Let’s look at a typical $1 twelve spot pay rate.

Catch  

Pays

6/12  

$6 

7/12  

$28 

8/12  

$200

9/12  

$850 

10/12  

$2,400 

11/12  

$13,000

12/12  

$25,000

Now even an optimist like Keno Lil has to admit that she has more chance of being hit by lightning than she does of hitting a solid twelve! One chance in 478 million is a pretty long shot. Twenty five grand doesn’t seem like much of a pay out for hitting a solid twelve, and it isn’t. The casino could pay out $5,000,000 (yes, five million dollars) on the solid twelve without lowering the house keep by more than one percent. Like most keno tickets, the real story on winning is not in the top end pay outs, but in the smaller catches. It is the poor payoffs on the small catches that make this a bad ticket to play in most casinos.

The majority of casinos start paying on six out of twelve. Your odds of getting six or more out of twelve are about 24 to one. Some casinos start paying on 5 out of 12, and these tickets win with a frequency of once every 5.6 games. I personally like the twelves that pay on five because more of the payout money is allocated to catches you really have a chance of hitting.

Here are the kind of 12-spot pays that I would like to see:

Catch  

Pays

5/12  

$1

6/12  

$5

7/12  

$20

8/12  

$200

If you can find a twelve spot to play with pays anything like these, go ahead and play it! The eleven and twelve catches are really inconsequential. They are there, but you probably won’t hit them.

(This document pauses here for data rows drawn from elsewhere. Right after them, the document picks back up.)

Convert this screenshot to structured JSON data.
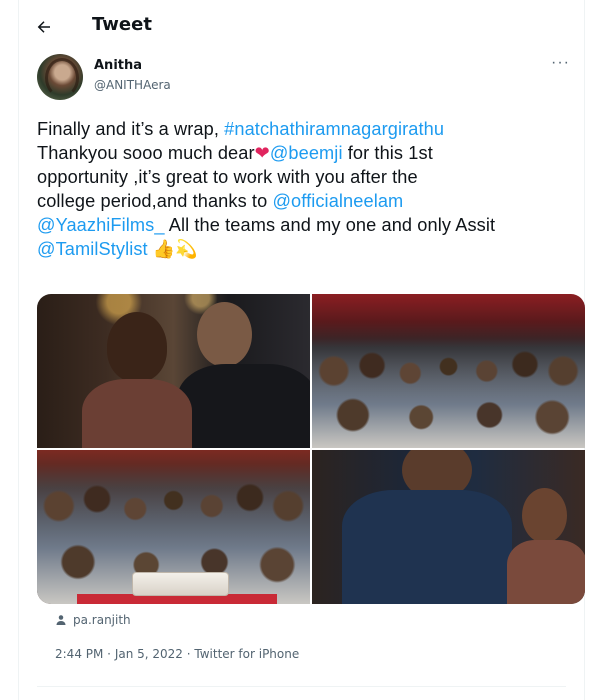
{
  "header": {
    "title": "Tweet"
  },
  "author": {
    "display_name": "Anitha",
    "handle": "@ANITHAera",
    "more": "···"
  },
  "tweet": {
    "line1_text": "Finally and it’s a wrap, ",
    "hashtag": "#natchathiramnagargirathu",
    "line2_text": "Thankyou sooo much dear",
    "mention_beemji": "@beemji",
    "line2_tail": " for this 1st",
    "line3": "opportunity ,it’s great to work with you after the",
    "line4_text": "college period,and thanks to ",
    "mention_neelam": "@officialneelam",
    "mention_yaazhi": "@YaazhiFilms_",
    "line5_tail": " All the teams and my one and only Assit",
    "mention_stylist": "@TamilStylist",
    "emoji_heart": "❤",
    "emoji_thumbs": "👍",
    "emoji_sparkle": "💫"
  },
  "media": {
    "tagged_user": "pa.ranjith"
  },
  "meta": {
    "time": "2:44 PM",
    "date": "Jan 5, 2022",
    "source": "Twitter for iPhone",
    "sep1": " · ",
    "sep2": " · "
  },
  "colors": {
    "link": "#1d9bf0",
    "text": "#0f1419",
    "secondary": "#536471",
    "heart": "#e0245e"
  }
}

What you are really playing for are the eight, nine and ten catches. It’s very similar to playing a six spot, both in frequency of wins and size of your potential winnings. If the pays on the smaller catches are generous enough, the twelve spot can be a good ticket to play.

The number twelve is very interesting because it is divisible in so many ways. It can be grouped into six groups of two, four groups of three, three groups of four, or two groups of six. Many of you already play six way sixes or three way eights using twelve numbers, and if you run across a decent twelve spot pay rate, it might do you good to cover the twelve spot on your tickets as well. Don’t be mislead by people who say that twelve spots are house tickets. Many of them are, but remember this depends on the small pay outs, not the impossibly large ones.

If you have a Keno question that you would like answered, please write to me care of this paper, or contact me on the web via email at kenolil@math.net.

Until next time, good luck and I’ll see you in line.